The issue first arose last week when Fortune reporter Carol J. Loomis tied Tesla’s $2.3 billion secondary offering announced on May 18 with the recent fatal accident in a Model S on Autopilot. Tesla didn’t publicly disclose the news of the crash, which occurred on May 7, until June 30 when NHTSA announced that it will be investigating the accident.
The problem revolves around whether or not the accident is considered material to Tesla’s valuation at the time of the stock offering on May 18. Loomis argued that it was, while Tesla CEO Elon Musk argued against it.
Fortune later implied, using a boilerplate statement from Tesla, that Musk and the company previously considered the accident a material event, which would constitute a security fraud according to the Fortune reporter.
We explained in our piece ‘Tesla/Elon Musk’s words twisted in attack over material disclosure of fatal Model S Autopilot accident‘ that Fortune was misinterpreting the statement, which Tesla later confirmed in a blog post called ‘Misfortune‘.
Fortune stood behind its reporting that Tesla considered the event to be material at the time the company issued a secondary offering.
After the WSJ released news of the investigation, we reached out to Tesla and a spokesperson sent us the following statement:

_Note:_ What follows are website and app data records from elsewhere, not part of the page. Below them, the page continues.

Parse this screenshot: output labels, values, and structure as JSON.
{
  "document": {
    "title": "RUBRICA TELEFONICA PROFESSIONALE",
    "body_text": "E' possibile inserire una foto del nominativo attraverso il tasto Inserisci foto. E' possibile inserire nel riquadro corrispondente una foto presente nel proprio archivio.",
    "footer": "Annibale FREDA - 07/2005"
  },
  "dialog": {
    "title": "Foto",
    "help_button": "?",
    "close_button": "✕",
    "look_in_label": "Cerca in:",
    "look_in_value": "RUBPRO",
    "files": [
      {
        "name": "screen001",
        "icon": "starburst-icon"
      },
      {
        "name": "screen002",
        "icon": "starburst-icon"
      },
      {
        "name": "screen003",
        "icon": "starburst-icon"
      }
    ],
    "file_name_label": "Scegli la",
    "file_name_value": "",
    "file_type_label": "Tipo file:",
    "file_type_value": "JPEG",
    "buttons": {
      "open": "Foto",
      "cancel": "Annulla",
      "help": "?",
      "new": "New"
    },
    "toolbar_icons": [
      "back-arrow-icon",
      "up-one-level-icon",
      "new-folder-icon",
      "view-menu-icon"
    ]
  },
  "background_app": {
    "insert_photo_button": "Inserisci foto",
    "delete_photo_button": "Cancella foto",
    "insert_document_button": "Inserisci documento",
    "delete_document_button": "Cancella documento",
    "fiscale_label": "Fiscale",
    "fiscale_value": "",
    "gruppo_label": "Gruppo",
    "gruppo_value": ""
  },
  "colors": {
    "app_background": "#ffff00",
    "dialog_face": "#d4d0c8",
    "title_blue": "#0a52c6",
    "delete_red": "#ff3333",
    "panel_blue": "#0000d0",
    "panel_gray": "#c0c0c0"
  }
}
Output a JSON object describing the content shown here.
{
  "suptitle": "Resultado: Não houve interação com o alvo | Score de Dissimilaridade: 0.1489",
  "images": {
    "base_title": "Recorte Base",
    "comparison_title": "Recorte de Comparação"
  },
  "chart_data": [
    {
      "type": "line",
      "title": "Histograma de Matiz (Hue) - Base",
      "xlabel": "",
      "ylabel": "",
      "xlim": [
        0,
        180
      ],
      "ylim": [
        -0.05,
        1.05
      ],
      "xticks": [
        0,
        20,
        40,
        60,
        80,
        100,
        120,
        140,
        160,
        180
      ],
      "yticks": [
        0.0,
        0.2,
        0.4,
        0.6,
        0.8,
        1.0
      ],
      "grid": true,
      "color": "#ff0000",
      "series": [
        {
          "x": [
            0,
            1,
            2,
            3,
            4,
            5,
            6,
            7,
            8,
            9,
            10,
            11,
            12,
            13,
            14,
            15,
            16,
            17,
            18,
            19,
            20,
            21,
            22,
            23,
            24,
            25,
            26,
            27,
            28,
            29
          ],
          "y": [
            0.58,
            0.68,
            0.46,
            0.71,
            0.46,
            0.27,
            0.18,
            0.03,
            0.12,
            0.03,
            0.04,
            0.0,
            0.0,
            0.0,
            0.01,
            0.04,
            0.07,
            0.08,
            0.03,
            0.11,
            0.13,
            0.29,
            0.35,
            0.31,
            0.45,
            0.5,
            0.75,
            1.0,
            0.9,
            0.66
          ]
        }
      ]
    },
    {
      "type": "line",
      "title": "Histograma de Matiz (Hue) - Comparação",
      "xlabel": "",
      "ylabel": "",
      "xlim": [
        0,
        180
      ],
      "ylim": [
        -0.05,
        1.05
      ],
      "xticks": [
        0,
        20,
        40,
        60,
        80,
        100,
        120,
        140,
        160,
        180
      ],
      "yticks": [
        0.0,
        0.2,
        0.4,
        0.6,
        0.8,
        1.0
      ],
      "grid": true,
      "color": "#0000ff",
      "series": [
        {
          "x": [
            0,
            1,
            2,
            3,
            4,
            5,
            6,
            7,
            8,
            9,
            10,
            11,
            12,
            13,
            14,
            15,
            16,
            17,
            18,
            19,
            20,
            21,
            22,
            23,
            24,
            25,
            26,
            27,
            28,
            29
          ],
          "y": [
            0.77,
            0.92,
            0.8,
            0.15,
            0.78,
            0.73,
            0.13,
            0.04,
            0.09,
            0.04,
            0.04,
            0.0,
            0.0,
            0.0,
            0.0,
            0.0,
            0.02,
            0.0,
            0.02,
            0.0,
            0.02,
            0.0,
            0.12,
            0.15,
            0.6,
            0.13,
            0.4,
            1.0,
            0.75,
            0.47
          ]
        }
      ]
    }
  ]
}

“Tesla has not received any communication from the SEC regarding this issue. Our blog post last week provided the relevant information about this issue.”
We will keep you updated on any development.